What is Mindfulness?

 Mind-fulness = having a full mind? Reading those two words apart from one another suggests mindfulness is some act of brain overstimulation - when really, it’s the opposite. The social buzz word mindfulness plays in the same league as breathwork, bulletproof coffee, paleo, gua sha and Pilates: it’s in everyone’s mouth in the wellness industry, but what it is and how it works isn’t obvious.

Mindfulness is our capability of being fully present in a moment, to be attentive to our thoughts, feelings and bodily sensations without judging. There’s a lot of different ways to get to this state of being, but from what we see today in society, it seems harder and harder for people to be mindful when dealing with information overload on their phones and desktops, with the constant pressure to be productive and always available, and with our attention spans getting shorter and shorter.  

Incorporating mindfulness into our lives may have more benefits than you would think, as scientific evidence suggests. ‘When we practice being mindful, we’re slowing our breathing and decreasing activity in our sympathetic nervous system, aka our fight-or-flight response.’ says Dr Shaliza Shorey, Psy.D., a Clinical Neuropsychologist and the Co-President of the American Association of Pain Psychology. Even conditions that are believed to be purely medical, such as autoimmune illnesses, diabetes, asthma, etc., are managed much better in regular meditators versus those who don’t use [mindfulness] techniques,” she says. In addition, mindfulness assists in better sleep, better cognitive and emotional functioning as well as reduced anxiety.

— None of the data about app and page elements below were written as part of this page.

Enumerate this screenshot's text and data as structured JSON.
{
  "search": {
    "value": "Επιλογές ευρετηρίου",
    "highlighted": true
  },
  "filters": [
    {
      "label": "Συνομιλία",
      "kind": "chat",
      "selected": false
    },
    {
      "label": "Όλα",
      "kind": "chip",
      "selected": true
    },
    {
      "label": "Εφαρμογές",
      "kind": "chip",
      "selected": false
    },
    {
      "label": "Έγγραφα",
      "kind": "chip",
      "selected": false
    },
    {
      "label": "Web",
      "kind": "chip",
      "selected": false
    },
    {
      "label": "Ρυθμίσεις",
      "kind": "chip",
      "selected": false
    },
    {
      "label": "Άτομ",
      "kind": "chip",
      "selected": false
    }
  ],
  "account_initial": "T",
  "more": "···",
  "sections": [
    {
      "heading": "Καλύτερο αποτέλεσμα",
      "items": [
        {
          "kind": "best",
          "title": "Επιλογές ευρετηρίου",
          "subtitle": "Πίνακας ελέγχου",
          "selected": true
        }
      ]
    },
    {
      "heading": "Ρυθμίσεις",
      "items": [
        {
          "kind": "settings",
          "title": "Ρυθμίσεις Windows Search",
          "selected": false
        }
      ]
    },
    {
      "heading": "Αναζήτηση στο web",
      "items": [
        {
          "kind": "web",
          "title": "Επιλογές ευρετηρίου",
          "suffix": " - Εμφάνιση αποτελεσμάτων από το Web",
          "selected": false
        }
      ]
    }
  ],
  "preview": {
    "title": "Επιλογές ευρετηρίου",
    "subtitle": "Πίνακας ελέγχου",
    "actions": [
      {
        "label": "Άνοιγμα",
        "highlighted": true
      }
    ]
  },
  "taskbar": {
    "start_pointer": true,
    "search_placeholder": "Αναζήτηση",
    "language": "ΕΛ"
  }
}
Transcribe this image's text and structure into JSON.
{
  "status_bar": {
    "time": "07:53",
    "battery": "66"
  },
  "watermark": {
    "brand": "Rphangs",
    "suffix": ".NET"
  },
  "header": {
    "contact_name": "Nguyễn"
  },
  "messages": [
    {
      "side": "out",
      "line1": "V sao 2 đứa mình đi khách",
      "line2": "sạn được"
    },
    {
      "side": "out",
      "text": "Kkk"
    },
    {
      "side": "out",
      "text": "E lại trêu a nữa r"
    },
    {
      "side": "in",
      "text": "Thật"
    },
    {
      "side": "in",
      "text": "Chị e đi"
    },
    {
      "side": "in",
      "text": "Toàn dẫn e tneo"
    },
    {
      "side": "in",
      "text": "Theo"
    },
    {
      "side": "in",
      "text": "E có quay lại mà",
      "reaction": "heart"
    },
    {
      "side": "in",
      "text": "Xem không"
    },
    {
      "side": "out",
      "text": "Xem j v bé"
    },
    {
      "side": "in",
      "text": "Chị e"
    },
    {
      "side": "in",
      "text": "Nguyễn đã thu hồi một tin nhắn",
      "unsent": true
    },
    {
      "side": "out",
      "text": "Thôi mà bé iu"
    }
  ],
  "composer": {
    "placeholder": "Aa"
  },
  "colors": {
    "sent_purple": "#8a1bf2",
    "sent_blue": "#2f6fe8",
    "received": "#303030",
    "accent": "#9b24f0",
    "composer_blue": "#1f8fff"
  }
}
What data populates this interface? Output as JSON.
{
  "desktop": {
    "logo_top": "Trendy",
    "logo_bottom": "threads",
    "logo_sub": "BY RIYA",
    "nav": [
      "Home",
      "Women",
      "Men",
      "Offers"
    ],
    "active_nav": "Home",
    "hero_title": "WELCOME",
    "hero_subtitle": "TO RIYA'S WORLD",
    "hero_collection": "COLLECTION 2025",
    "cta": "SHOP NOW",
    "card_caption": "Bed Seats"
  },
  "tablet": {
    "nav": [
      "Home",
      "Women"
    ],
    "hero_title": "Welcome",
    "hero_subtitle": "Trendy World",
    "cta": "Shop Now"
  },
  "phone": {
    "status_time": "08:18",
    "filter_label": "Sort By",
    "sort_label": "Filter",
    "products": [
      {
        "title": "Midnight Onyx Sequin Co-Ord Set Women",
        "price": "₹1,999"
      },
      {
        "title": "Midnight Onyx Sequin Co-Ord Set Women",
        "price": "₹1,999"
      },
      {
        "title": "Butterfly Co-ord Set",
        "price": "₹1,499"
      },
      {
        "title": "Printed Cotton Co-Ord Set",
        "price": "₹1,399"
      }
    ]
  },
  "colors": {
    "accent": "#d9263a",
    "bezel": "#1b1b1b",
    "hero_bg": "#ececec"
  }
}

 Becoming and being mindful can look very different for everyone, but it starts with baby steps - as does everything that can be nourished and grow into something powerful. Being mindful is about slowing down just as much as it is about finding your unique way of exercising it in a sustainable way.


Some people may want to start their mindful journey with a one minute meditation in which they pay close but non-judgmental attention to their thoughts, their breath, their body and their basic senses (hearing, smell, taste). Meditation and breathwork techniques are numerous and they can last from 1 to 90 minutes, or longer. For me, even just 10 minutes of mindful breathing in the morning can make the whole day have a different candy colour.



 A good way of achieving mindfulness throughout the day is to just stop for a second, even if this seems impossible when the next meeting is 5 minutes away, the kids are crying for snacks and your in-laws are coming over. Closing your eyes, taking three deep breaths and just focusing on what you can hear and smell can help a lot with resetting the nervous system and finding some clear thoughts in order to be less reactive in stressful situations.



Aligning movement with breath in Yoga, Pilates, Tai Chi and other gentle exercise practices can greatly assist in achieving above mentioned results. 

It’s the intention that counts. Once you decide to be more mindful, you’ll find it easier throughout the day to stop, breathe and observe instead of react. Take a break, not only because you deserve it, but because your body and brain will make up 1000 fold for the ‘lost time’ you thought you couldn’t take out of your day.


Written by Kim Diandra Sippel, Pilates Instructor and Wellness Ambassador